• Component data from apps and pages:
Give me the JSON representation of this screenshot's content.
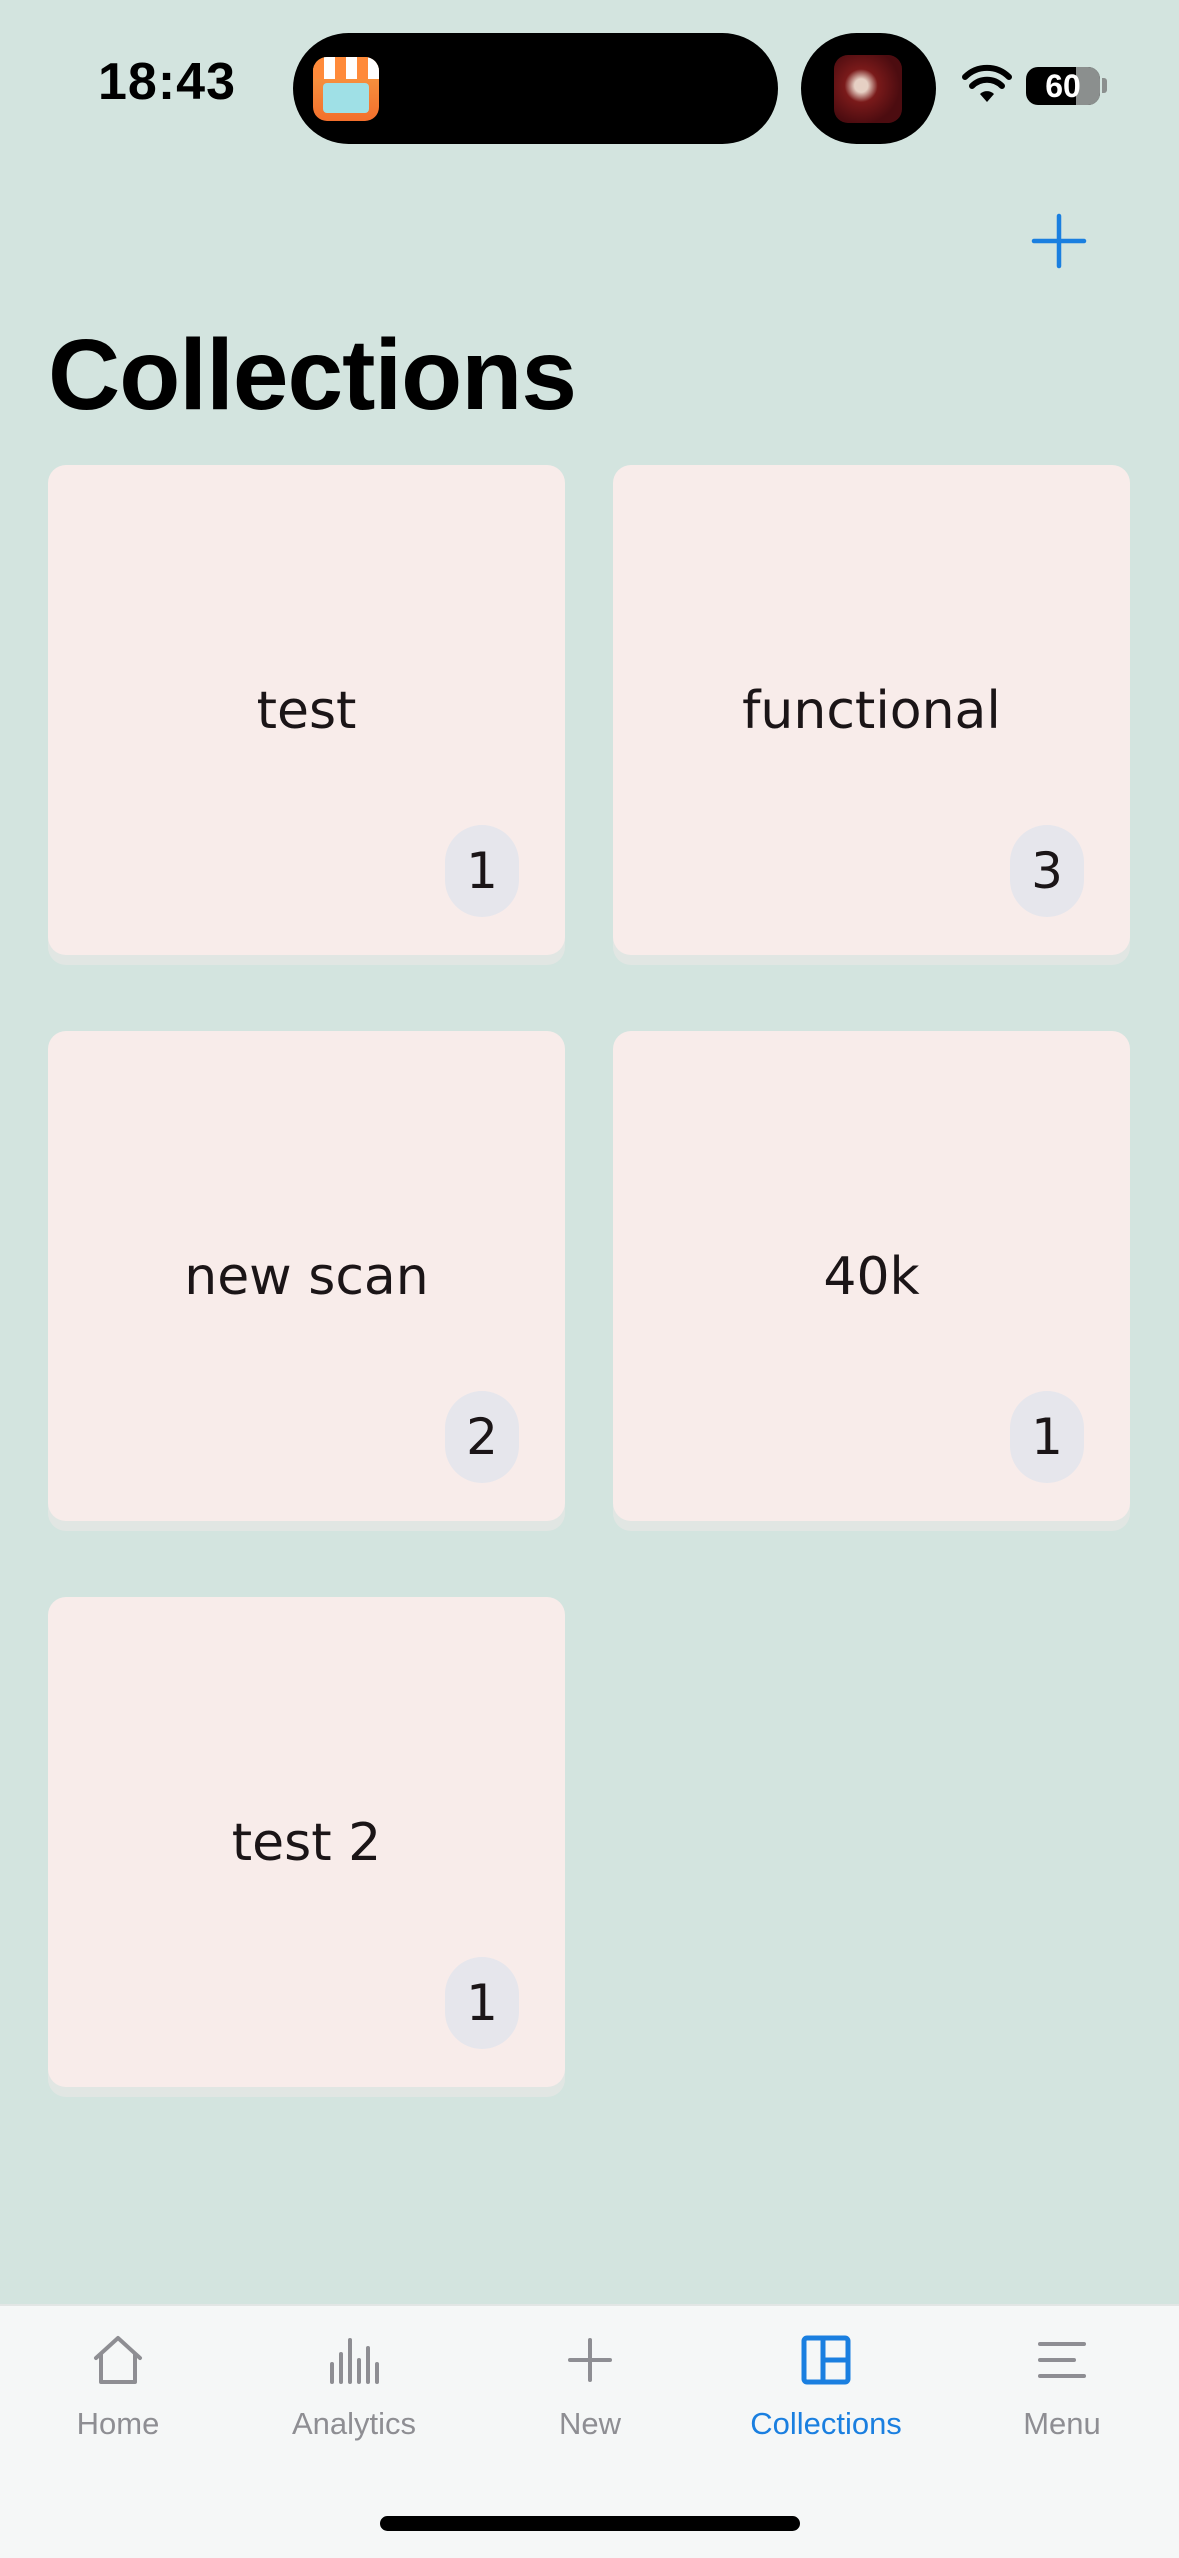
{
  "status_bar": {
    "time": "18:43",
    "battery": "60",
    "icons": [
      "wifi-icon",
      "battery-icon"
    ]
  },
  "header": {
    "title": "Collections",
    "add_icon": "plus-icon"
  },
  "collections": [
    {
      "name": "test",
      "count": "1"
    },
    {
      "name": "functional",
      "count": "3"
    },
    {
      "name": "new scan",
      "count": "2"
    },
    {
      "name": "40k",
      "count": "1"
    },
    {
      "name": "test 2",
      "count": "1"
    }
  ],
  "tabbar": {
    "tabs": [
      {
        "label": "Home",
        "icon": "house-icon"
      },
      {
        "label": "Analytics",
        "icon": "bar-chart-icon"
      },
      {
        "label": "New",
        "icon": "plus-icon"
      },
      {
        "label": "Collections",
        "icon": "collections-grid-icon",
        "active": true
      },
      {
        "label": "Menu",
        "icon": "menu-icon"
      }
    ]
  },
  "colors": {
    "background": "#d3e4df",
    "card": "#f8ecea",
    "accent": "#1a7fe0",
    "tab_inactive": "#8e8e93"
  }
}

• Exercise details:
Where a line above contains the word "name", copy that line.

• Response area:
      "name": "test",
      "name": "functional",
      "name": "new scan",
      "name": "40k",
      "name": "test 2",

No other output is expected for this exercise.